Lucie Greever Gallery

The Lucie Greever Gallery is our main exhibition gallery, and is located within the Higginbotham Museum Center.  
The gallery houses twelve permanent exhibits and one changing exhibition space.  

Each exhibit gallery focuses on a different aspect of the history of Southwest Virginia and Appalachia.  Geological specimens, such as coal, salt, and fossils, along with a mastadon tusk and molars, and examples of local wildlife begin the story of the area.  The first people to inhabit this land were Native Americans who constructed a palisaded village on this site during the 1500s.  A model of the village and an educational replica of a wigwam are found in this gallery, in addition to archaeological artifacts found on site during an archaeological dig that took place during the 1970s.  The arrival of the first white settlers, known as "long hunters", arrived in the early 18th century to hunt on the frontier.  From these first pioneers, the gallery exhibits follow the lives of the people of Southwest Virginia through the struggles of war, the practices farming and timbering, and the discovery of coal during the 19th century.  The last two exhibit galleries feature the decorative arts and focus on textiles and furnishings made in Southwest Virginia and Appalachia.

For a more in-depth experience in our gallery, download our new, free audio tour app onto your personal device!  
Search "Crab Orchard Museum" in your app store - available in Apple iTunes & the Google Play Store - and look for our logo. 
The app is a free, one time download, and offers visitors a chance to hear some of the stories behind the artifacts on exhibit.

Coming soon in the changing gallery:  
Flavors of the PastExploring Southern & Appalachian Foodways

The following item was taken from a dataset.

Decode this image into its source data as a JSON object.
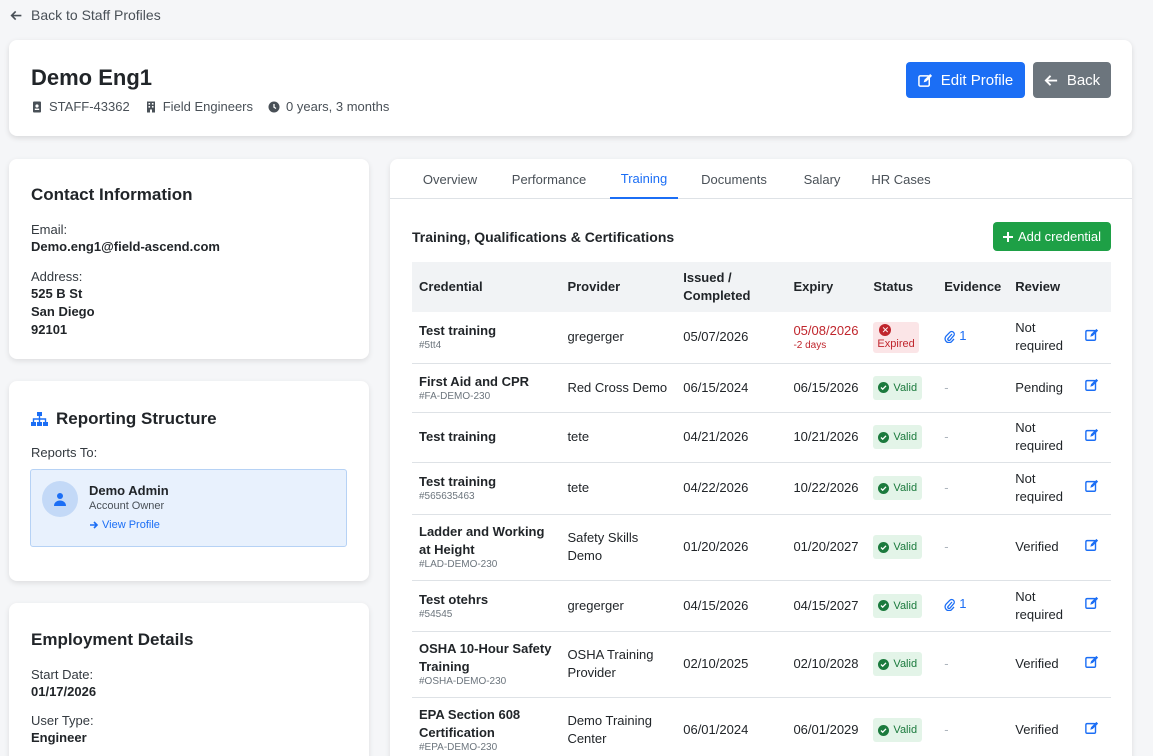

Few things tie us to the past like food we eat, though we rarely stop to consider the connections that our favorite recipes create with history. 
The food on our tables often reflects more than just the flavors we enjoy.  Availability and accessibility, as well as cultural, economic, and political factors,
affect what we eat, how food is prepared, and even who joins us around the dining table.  This exhibition seeks to explore the place of food in our lives,
and its ability to tell old stories in new ways.